A journey through tea country in Sri Lanka – on the train from Kandy to Nuwara Eliya, meeting tea pluckers and their children, and a tour of a working tea factory.
We hop on the rickety blue train from Kandy and wind up and up through a sea of luscious green hills, each wave of tea plants so uniform it could have been stitched on. We sit at the opening of the carriages and hold on tight as the train wobbles over ancient arched bridges and through rural hamlets where Tamil women hang up their washing and children in school uniforms run alongside waving manically. At each station vendors hustle round the open carriage doors to flog snacks – peanuts and salty toasted corn kernels stuffed into pouches of stapled-up graph paper (complete with handwritten workings).
High up in the hills, we disembark into Sri Lanka’s tea country. Driving deeper into the tea plantations we come across children of all ages hopping, skipping and jumping home from school in impeccably smart uniforms. We meet colourfully-dressed Tamil tea pluckers who have descended from the fields to weigh their light green tea leaves. Some have plucked the buds of the tea plant at just the right moment before they have unfurled, to make prized silver tip white tea sold at 22,000 rupees per kilo (40 times more valuable than regular tea).

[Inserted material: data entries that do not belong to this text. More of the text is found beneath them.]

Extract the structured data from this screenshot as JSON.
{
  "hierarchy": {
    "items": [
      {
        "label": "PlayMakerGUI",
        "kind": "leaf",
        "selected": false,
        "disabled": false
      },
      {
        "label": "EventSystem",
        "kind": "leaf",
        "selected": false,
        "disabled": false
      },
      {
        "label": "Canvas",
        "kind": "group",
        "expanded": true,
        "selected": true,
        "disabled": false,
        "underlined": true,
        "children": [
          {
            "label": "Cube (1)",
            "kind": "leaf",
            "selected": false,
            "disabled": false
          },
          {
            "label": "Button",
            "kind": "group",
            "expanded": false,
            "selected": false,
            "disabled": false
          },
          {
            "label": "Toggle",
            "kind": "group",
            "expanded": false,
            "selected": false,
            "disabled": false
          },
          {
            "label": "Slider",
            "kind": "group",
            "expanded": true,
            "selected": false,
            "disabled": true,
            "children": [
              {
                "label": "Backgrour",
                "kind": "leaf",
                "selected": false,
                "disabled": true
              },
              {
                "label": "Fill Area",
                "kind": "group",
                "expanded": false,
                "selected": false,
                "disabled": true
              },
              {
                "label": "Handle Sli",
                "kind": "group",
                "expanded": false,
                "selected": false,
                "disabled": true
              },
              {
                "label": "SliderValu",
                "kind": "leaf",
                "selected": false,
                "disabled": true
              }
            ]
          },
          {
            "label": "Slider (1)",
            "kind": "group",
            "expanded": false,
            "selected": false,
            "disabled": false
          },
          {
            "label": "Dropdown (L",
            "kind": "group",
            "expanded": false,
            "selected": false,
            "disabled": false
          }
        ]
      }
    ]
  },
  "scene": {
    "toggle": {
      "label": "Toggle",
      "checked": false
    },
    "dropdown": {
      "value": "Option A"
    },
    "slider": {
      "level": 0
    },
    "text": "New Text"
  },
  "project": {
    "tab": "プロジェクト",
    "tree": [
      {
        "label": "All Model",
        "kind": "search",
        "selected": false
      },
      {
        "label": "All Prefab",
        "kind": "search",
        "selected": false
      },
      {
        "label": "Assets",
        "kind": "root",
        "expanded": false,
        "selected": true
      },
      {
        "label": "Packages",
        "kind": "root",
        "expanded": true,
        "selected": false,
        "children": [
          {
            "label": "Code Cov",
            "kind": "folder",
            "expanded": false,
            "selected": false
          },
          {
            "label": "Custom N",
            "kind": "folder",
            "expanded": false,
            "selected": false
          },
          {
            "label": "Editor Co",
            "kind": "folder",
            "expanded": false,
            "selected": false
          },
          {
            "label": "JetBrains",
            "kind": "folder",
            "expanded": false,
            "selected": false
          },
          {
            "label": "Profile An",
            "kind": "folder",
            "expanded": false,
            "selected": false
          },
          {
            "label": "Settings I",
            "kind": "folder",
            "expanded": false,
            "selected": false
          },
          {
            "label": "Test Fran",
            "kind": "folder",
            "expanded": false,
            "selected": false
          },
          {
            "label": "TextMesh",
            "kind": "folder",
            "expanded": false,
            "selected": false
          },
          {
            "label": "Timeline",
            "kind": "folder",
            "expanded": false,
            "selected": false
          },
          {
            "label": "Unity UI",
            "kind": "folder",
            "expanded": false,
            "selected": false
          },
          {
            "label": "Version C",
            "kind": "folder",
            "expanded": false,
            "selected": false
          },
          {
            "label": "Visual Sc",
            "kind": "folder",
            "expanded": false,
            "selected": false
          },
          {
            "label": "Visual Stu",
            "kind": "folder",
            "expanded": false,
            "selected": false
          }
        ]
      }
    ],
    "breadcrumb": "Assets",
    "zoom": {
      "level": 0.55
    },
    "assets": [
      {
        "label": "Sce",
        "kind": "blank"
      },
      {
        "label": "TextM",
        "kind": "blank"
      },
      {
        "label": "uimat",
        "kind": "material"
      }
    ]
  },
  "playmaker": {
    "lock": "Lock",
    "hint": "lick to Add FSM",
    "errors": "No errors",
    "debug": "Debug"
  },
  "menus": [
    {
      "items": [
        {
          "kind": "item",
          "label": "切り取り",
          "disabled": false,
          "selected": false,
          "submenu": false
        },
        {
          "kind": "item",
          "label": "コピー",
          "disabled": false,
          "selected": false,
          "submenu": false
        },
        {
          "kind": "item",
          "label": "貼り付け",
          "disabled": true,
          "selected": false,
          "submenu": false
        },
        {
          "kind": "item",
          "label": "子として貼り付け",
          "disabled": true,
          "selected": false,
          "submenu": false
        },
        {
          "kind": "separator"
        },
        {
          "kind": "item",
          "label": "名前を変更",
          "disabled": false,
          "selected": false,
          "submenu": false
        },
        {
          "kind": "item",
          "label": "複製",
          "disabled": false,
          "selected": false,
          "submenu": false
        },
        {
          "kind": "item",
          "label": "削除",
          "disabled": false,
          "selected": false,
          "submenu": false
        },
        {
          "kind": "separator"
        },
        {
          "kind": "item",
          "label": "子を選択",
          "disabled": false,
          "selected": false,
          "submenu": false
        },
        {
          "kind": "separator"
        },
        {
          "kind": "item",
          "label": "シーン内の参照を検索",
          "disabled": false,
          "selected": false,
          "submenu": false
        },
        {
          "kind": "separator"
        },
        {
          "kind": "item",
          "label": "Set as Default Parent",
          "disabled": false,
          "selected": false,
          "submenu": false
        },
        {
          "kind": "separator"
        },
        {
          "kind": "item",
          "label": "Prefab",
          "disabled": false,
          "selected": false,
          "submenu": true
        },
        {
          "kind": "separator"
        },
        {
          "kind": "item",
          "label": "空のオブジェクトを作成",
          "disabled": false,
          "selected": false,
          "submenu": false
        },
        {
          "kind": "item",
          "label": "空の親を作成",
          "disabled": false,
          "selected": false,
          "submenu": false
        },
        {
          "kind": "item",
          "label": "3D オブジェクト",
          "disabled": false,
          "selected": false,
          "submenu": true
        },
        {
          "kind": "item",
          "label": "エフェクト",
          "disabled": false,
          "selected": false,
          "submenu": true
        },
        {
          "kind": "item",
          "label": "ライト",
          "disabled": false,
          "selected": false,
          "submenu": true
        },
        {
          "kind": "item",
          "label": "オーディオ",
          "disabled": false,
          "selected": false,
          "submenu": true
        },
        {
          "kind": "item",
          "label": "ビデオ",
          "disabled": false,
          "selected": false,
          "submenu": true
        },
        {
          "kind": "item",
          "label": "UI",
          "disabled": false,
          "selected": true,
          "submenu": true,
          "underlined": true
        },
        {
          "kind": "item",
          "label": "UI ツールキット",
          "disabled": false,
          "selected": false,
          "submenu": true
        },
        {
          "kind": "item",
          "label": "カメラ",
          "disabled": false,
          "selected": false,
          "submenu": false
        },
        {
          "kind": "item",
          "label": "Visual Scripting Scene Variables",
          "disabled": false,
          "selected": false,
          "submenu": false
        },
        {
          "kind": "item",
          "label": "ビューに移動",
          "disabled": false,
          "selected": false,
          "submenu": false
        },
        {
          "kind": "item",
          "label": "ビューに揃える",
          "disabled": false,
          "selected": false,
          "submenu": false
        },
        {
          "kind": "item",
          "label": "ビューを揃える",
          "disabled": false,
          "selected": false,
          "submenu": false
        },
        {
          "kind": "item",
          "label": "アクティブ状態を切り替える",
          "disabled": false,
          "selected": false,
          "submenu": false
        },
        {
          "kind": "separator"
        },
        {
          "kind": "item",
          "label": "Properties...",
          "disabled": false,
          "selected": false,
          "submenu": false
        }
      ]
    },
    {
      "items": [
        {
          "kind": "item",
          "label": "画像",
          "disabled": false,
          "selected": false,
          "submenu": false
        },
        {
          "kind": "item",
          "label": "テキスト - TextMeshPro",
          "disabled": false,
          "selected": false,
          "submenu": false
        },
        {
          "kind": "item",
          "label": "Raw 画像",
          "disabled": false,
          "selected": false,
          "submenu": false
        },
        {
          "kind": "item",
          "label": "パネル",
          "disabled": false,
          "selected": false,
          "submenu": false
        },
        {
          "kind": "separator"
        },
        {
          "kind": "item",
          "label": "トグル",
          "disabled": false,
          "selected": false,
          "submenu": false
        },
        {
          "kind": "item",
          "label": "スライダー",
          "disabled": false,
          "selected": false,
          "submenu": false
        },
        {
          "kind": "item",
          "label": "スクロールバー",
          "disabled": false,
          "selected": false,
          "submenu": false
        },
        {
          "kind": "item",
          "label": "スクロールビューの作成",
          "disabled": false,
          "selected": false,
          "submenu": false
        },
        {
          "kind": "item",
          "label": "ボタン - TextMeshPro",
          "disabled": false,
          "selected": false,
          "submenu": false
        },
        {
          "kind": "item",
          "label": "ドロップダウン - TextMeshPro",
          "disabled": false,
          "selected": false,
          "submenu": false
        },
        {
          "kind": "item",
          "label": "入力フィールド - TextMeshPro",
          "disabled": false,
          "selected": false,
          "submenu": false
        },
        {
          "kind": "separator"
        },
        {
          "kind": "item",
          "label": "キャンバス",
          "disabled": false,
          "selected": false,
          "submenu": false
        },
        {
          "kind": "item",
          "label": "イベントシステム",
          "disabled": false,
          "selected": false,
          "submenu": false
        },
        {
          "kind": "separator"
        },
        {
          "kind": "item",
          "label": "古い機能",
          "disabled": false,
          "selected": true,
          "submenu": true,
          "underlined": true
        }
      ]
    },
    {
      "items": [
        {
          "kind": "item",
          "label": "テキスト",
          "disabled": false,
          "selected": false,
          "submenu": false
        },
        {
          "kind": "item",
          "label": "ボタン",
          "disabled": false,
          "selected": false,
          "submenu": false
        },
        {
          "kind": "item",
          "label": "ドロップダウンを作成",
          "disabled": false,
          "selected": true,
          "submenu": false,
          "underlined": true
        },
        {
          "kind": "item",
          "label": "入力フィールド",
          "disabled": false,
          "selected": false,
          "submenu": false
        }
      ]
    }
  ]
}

Among the tea pluckers children is Ashimi, a fearless five year old, who is most certainly the leader of the pack. She shows us around the school and the playground, and shows off her pink dress, already a natural in front of the camera.
A tour of Norwood Estate tea factory is an insight into how 120 hectares of tea leaves are plucked, dried, rolled, cut and packaged ready for auction in Colombo.
Caught on camera by Joe Crossley, notebook and camera in hand while sorting through the tea leaves.